The ugly politics of obstructionism

Alice Wu says the use of obstructionist tactics in politics that tolerate no agenda but one's own is tyranny, and it should be rejected

PUBLISHED : Monday, 22 April, 2013, 12:00am
UPDATED : Monday, 22 April, 2013, 1:58am

Take a survey of our political landscape and one can hear Oscar Wilde's observation that "democracy means simply the bludgeoning of the people by the people for the people".

The tool of choice is political impasse, which is quickly becoming the defining characteristic of our society today. Politics in Hong Kong is challenging, emerging as it does from an experiment in political arrangements ("one country, two systems"). But our biggest challenge may be a brand of obstructionist and exclusionary politicking that has usurped the way challenges are met.
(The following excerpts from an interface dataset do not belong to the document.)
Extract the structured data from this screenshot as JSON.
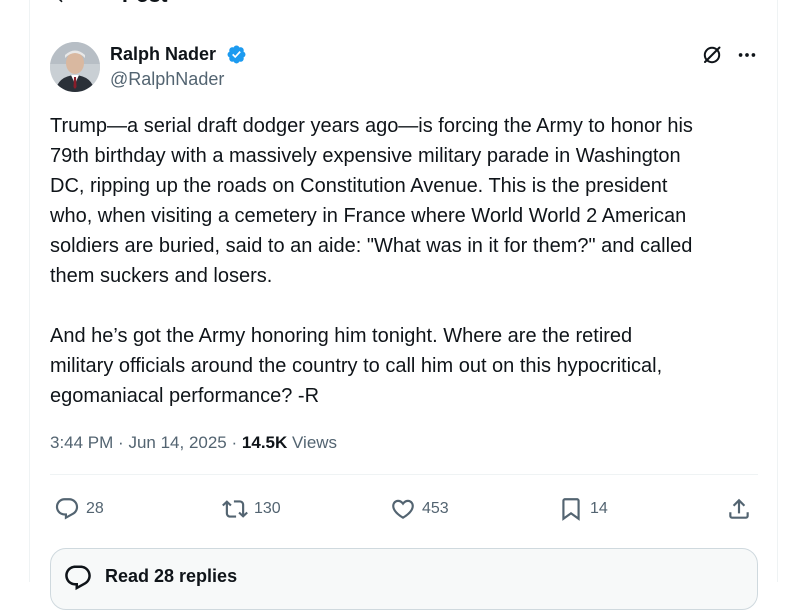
{
  "header": {
    "title": "Post"
  },
  "author": {
    "name": "Ralph Nader",
    "handle": "@RalphNader"
  },
  "tweet": {
    "text": "Trump—a serial draft dodger years ago—is forcing the Army to honor his\n79th birthday with a massively expensive military parade in Washington\nDC, ripping up the roads on Constitution Avenue. This is the president\nwho, when visiting a cemetery in France where World World 2 American\nsoldiers are buried, said to an aide: \"What was in it for them?\" and called\nthem suckers and losers.\n\nAnd he’s got the Army honoring him tonight. Where are the retired\nmilitary officials around the country to call him out on this hypocritical,\negomaniacal performance? -R",
    "time": "3:44 PM",
    "date": "Jun 14, 2025",
    "views_count": "14.5K",
    "views_label": "Views",
    "separator": "·"
  },
  "actions": {
    "replies": "28",
    "reposts": "130",
    "likes": "453",
    "bookmarks": "14"
  },
  "replies_button": {
    "label": "Read 28 replies"
  },
  "colors": {
    "text": "#0f1419",
    "secondary": "#536471",
    "verified": "#1d9bf0",
    "border": "#eff3f4"
  }
}
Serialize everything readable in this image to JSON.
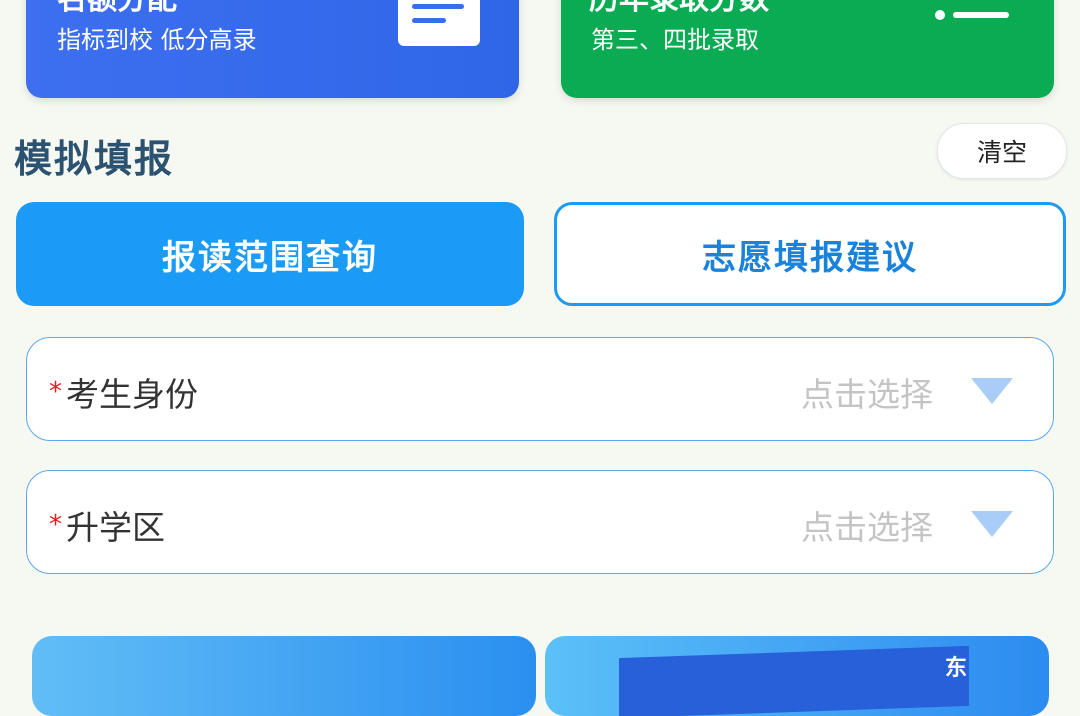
{
  "cards": [
    {
      "title": "名额分配",
      "subtitle": "指标到校 低分高录",
      "icon": "document-icon",
      "color": "#316aeb"
    },
    {
      "title": "历年录取分数",
      "subtitle": "第三、四批录取",
      "icon": "list-icon",
      "color": "#0aab52"
    }
  ],
  "section": {
    "title": "模拟填报",
    "clear_label": "清空"
  },
  "tabs": [
    {
      "label": "报读范围查询",
      "active": true
    },
    {
      "label": "志愿填报建议",
      "active": false
    }
  ],
  "fields": [
    {
      "required_mark": "*",
      "label": "考生身份",
      "placeholder": "点击选择"
    },
    {
      "required_mark": "*",
      "label": "升学区",
      "placeholder": "点击选择"
    }
  ],
  "bottom_cards": [
    {
      "text": ""
    },
    {
      "text": "东"
    }
  ],
  "colors": {
    "accent": "#1b9bf5",
    "required": "#e02020",
    "title": "#2b5270"
  }
}
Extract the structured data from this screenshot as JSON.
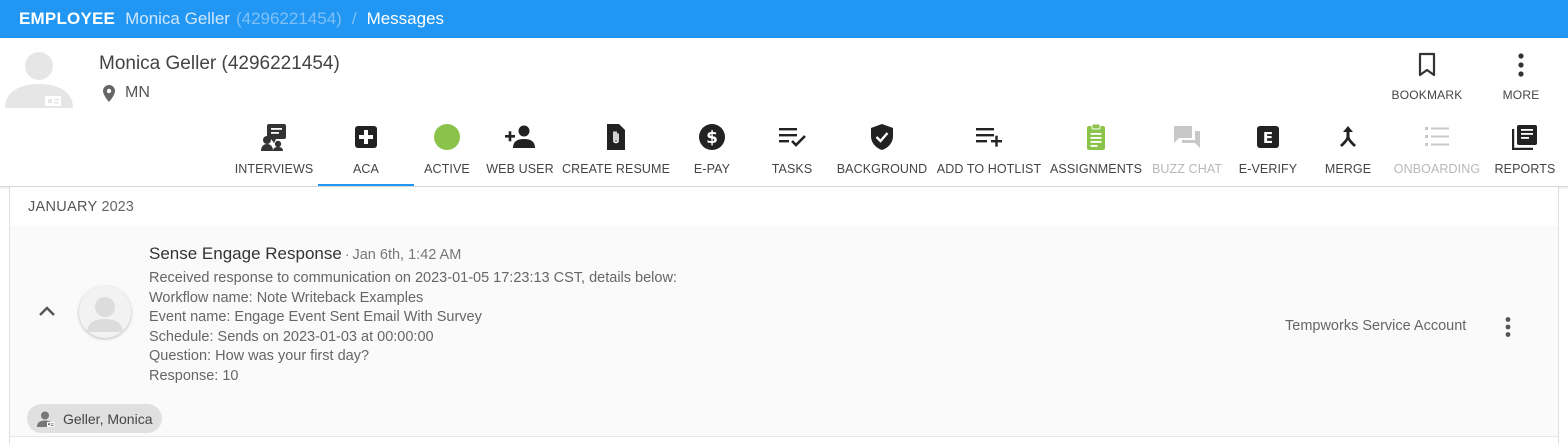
{
  "topbar": {
    "type_label": "EMPLOYEE",
    "name": "Monica Geller",
    "id": "(4296221454)",
    "separator": "/",
    "section": "Messages"
  },
  "header": {
    "employee_name": "Monica Geller (4296221454)",
    "location": "MN",
    "actions": [
      {
        "label": "BOOKMARK",
        "icon": "bookmark-icon"
      },
      {
        "label": "MORE",
        "icon": "more-vertical-icon"
      }
    ]
  },
  "toolbar": {
    "items": [
      {
        "label": "INTERVIEWS",
        "icon": "interviews-icon"
      },
      {
        "label": "ACA",
        "icon": "medical-plus-icon",
        "selected": true
      },
      {
        "label": "ACTIVE",
        "icon": "status-dot-icon",
        "color": "#8bc34a"
      },
      {
        "label": "WEB USER",
        "icon": "add-user-icon"
      },
      {
        "label": "CREATE RESUME",
        "icon": "resume-file-icon"
      },
      {
        "label": "E-PAY",
        "icon": "dollar-icon"
      },
      {
        "label": "TASKS",
        "icon": "tasks-icon"
      },
      {
        "label": "BACKGROUND",
        "icon": "shield-check-icon"
      },
      {
        "label": "ADD TO HOTLIST",
        "icon": "playlist-add-icon"
      },
      {
        "label": "ASSIGNMENTS",
        "icon": "clipboard-icon",
        "color": "#8bc34a"
      },
      {
        "label": "BUZZ CHAT",
        "icon": "chat-icon",
        "disabled": true
      },
      {
        "label": "E-VERIFY",
        "icon": "e-verify-icon"
      },
      {
        "label": "MERGE",
        "icon": "merge-icon"
      },
      {
        "label": "ONBOARDING",
        "icon": "checklist-icon",
        "disabled": true
      },
      {
        "label": "REPORTS",
        "icon": "reports-icon"
      }
    ]
  },
  "timeline": {
    "month": "JANUARY",
    "year": "2023",
    "message": {
      "title": "Sense Engage Response",
      "dot": "·",
      "time": "Jan 6th, 1:42 AM",
      "lines": [
        "Received response to communication on 2023-01-05 17:23:13 CST, details below:",
        "Workflow name: Note Writeback Examples",
        "Event name: Engage Event Sent Email With Survey",
        "Schedule: Sends on 2023-01-03 at 00:00:00",
        "Question: How was your first day?",
        "Response: 10"
      ],
      "account": "Tempworks Service Account",
      "chip": "Geller, Monica"
    }
  },
  "colors": {
    "topbar": "#2196f3",
    "accent": "#2196f3",
    "active_green": "#8bc34a"
  }
}
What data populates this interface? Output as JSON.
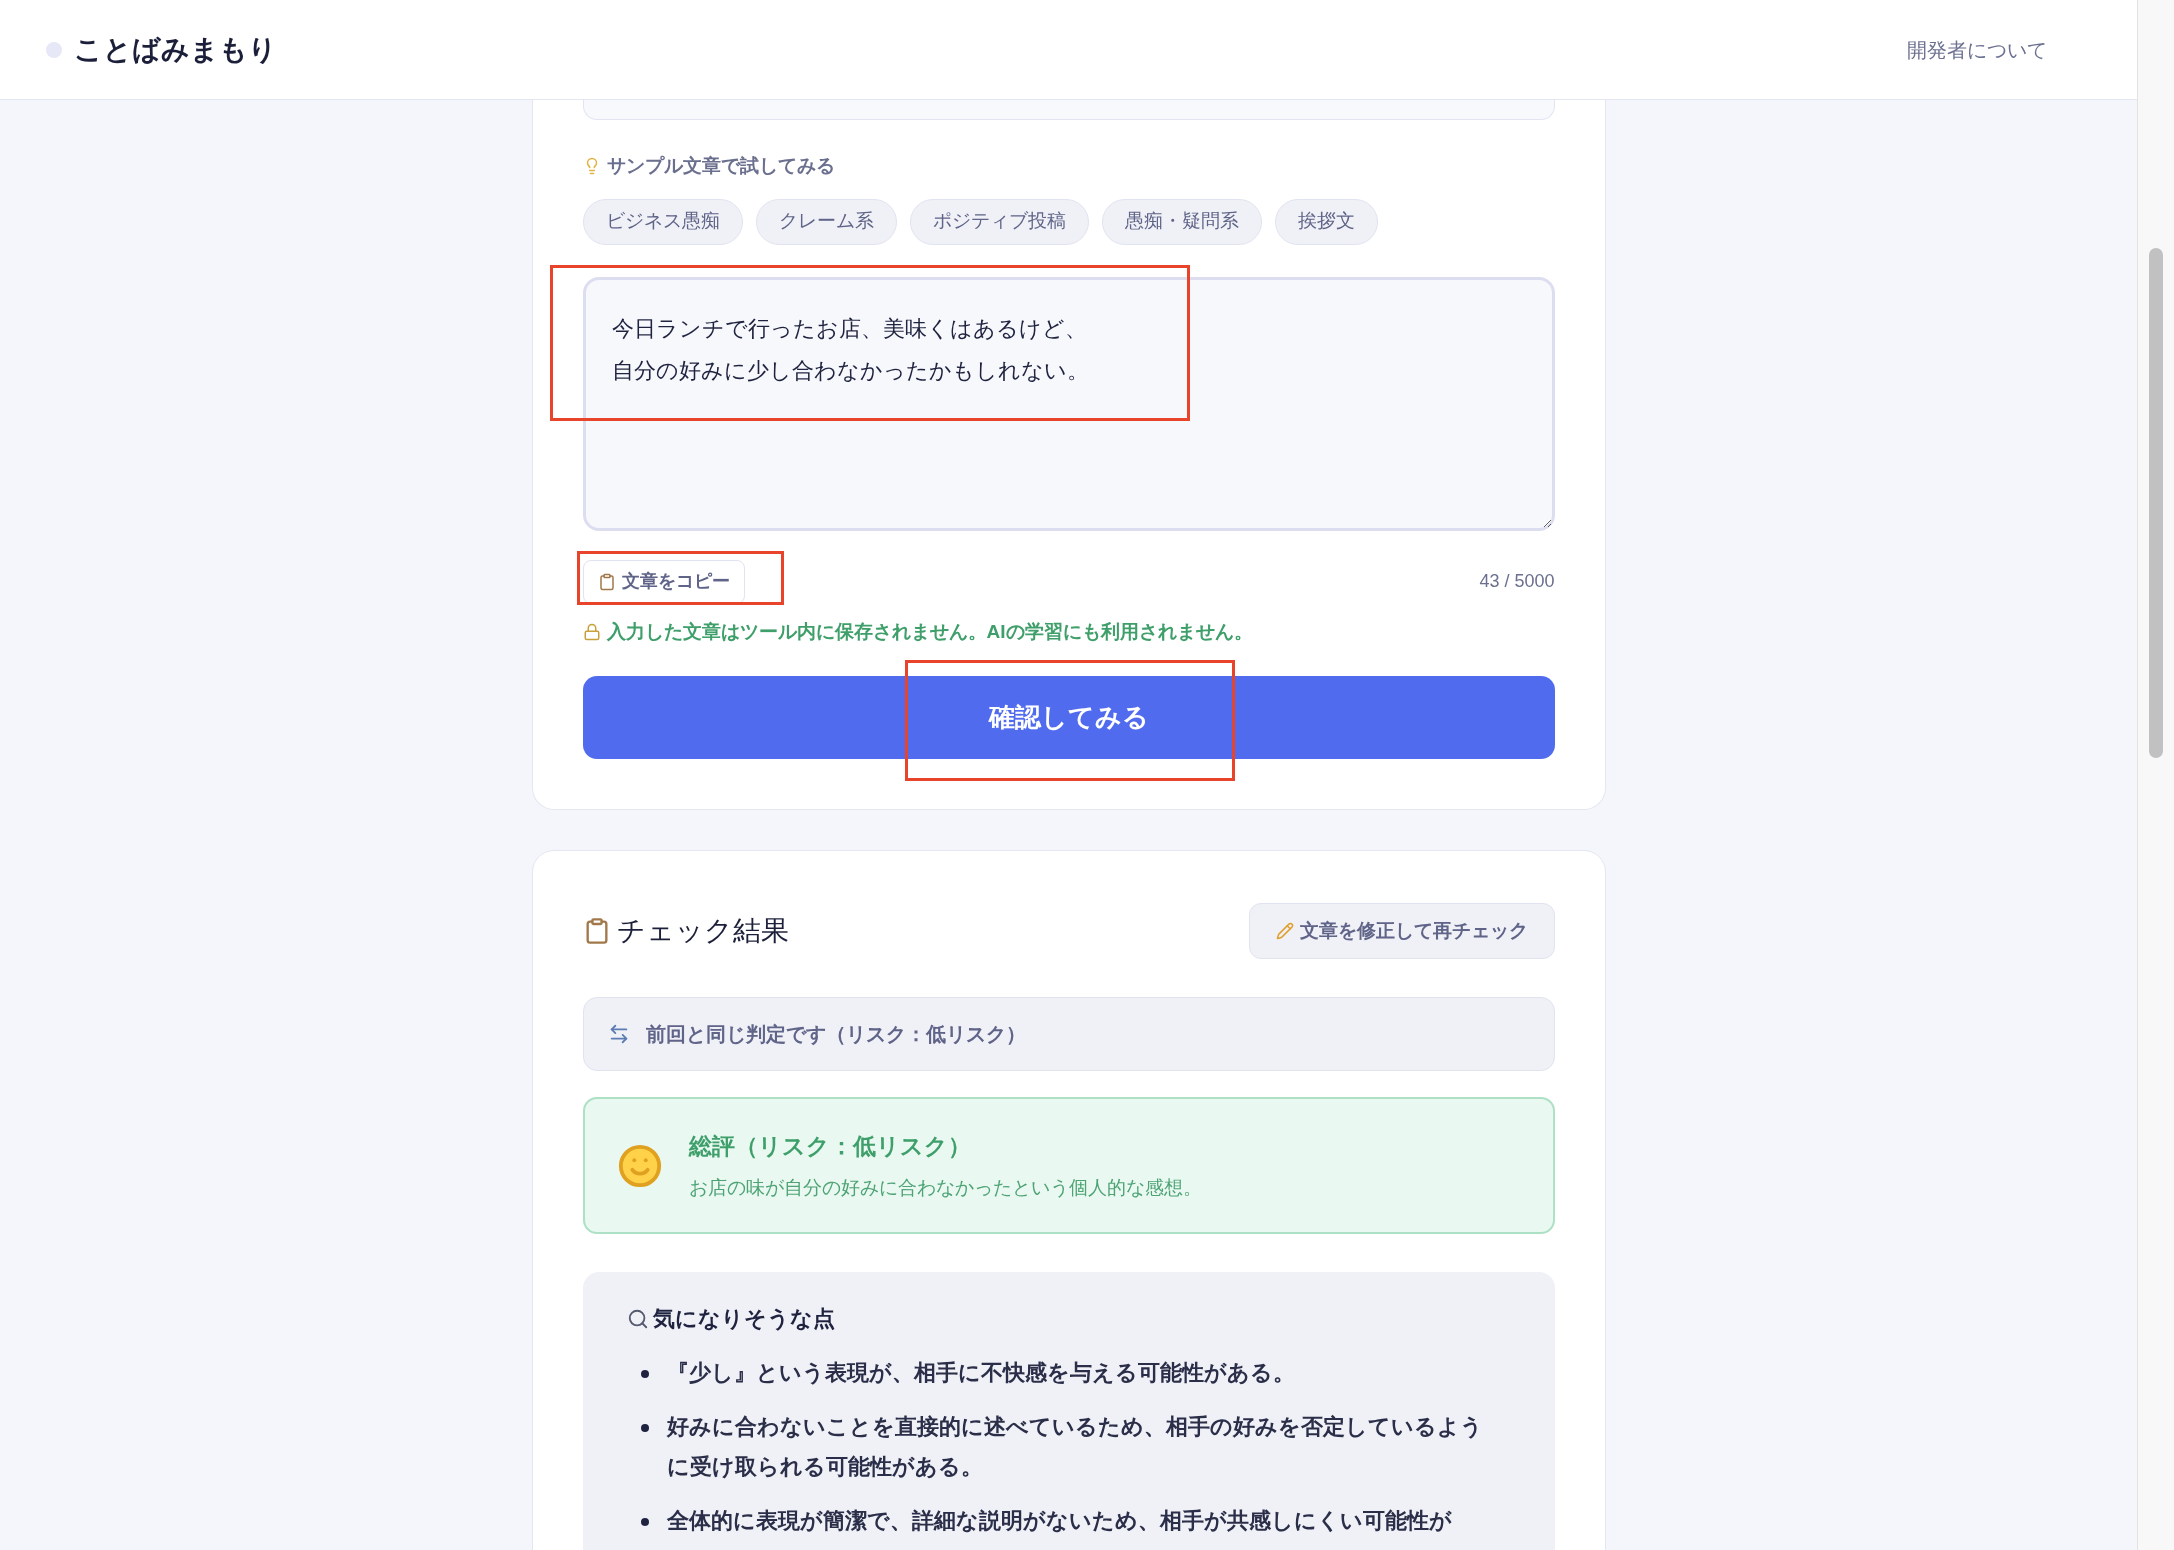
{
  "header": {
    "title": "ことばみまもり",
    "link": "開発者について"
  },
  "input_card": {
    "sample_label": "サンプル文章で試してみる",
    "samples": [
      {
        "label": "ビジネス愚痴"
      },
      {
        "label": "クレーム系"
      },
      {
        "label": "ポジティブ投稿"
      },
      {
        "label": "愚痴・疑問系"
      },
      {
        "label": "挨拶文"
      }
    ],
    "textarea": {
      "lines": [
        "今日ランチで行ったお店、美味くはあるけど、",
        "自分の好みに少し合わなかったかもしれない。"
      ],
      "highlighted": true
    },
    "copy_button": {
      "label": "文章をコピー",
      "highlighted": true
    },
    "counter": "43 / 5000",
    "privacy_note": "入力した文章はツール内に保存されません。AIの学習にも利用されません。",
    "submit_button": {
      "label": "確認してみる",
      "highlighted": true
    }
  },
  "result_card": {
    "title": "チェック結果",
    "recheck_button": "文章を修正して再チェック",
    "comparison": "前回と同じ判定です（リスク：低リスク）",
    "summary": {
      "title": "総評（リスク：低リスク）",
      "text": "お店の味が自分の好みに合わなかったという個人的な感想。"
    },
    "concerns": {
      "title": "気になりそうな点",
      "items": [
        "『少し』という表現が、相手に不快感を与える可能性がある。",
        "好みに合わないことを直接的に述べているため、相手の好みを否定しているように受け取られる可能性がある。",
        "全体的に表現が簡潔で、詳細な説明がないため、相手が共感しにくい可能性が"
      ]
    }
  }
}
Obstructionism can be a useful political manoeuvre, but it threatens diminishing returns each time it is used. And this is why the sensible pan-democrats are opposing the filibuster that a few lawmakers have threatened to use - yet again - to make a political point.

There are other reasons why a distaste for obstructionist politics has developed. This kind of politics oversimplifies, prematurely compartmentalises and cuts off public discourse on important issues.

By its nature, it isn't democratic - it's a weapon used to gain unfair political advantage. It gives the obstructionists the advantage of urgency, at the expense of other needs, because it threatens the interruption not only to public services, but also for people whose living depends on normal government operations. Obstructionist politics is tyrannical: it allows only a single issue to be front and centre. It excludes and creates an uneven political playing field. It feeds political tension, and its promise of paralysis and stagnation erodes the role of civic participation in reaching a consensus, and negotiating solutions.

In addition to stifling productivity, and hence progress, it suffocates choice. It filters public dialogue and reduces everything into a restrictive "yes" or "no" premise. It disenfranchises. There is no people power if people can't choose.

And even if we were to have the most democratic system possible, this sort of political culture would render it useless. If we are concerned with social discontent and social conflicts now, imagine life when old enemy lines are accentuated and new ones are constantly drawn.

Obstructionism comes in many forms - the most crass being the manipulation of Legislative Council rules for political gain - and exists across political divides.

Are our politicians interested in resolutions or disruptions? Do they require that we exercise reason and tolerance or do they feed on our emotions? Do they give our opinions weight or are we being force-fed a predetermined answer? Do they speak the language of engagement, or are they fixated on our disagreements?

Politics is capable of vigour and virtue, and political skirmishes are part of that. It is only when skirmishes are aimed at suppressing intellect, reason and broad participation in debates that they become blunt instruments of obstruction. The key to our political vitality and development is in the people's ability to tell the difference.

Alice Wu is a political consultant and a former associate director of the Asia Pacific Media Network at UCLA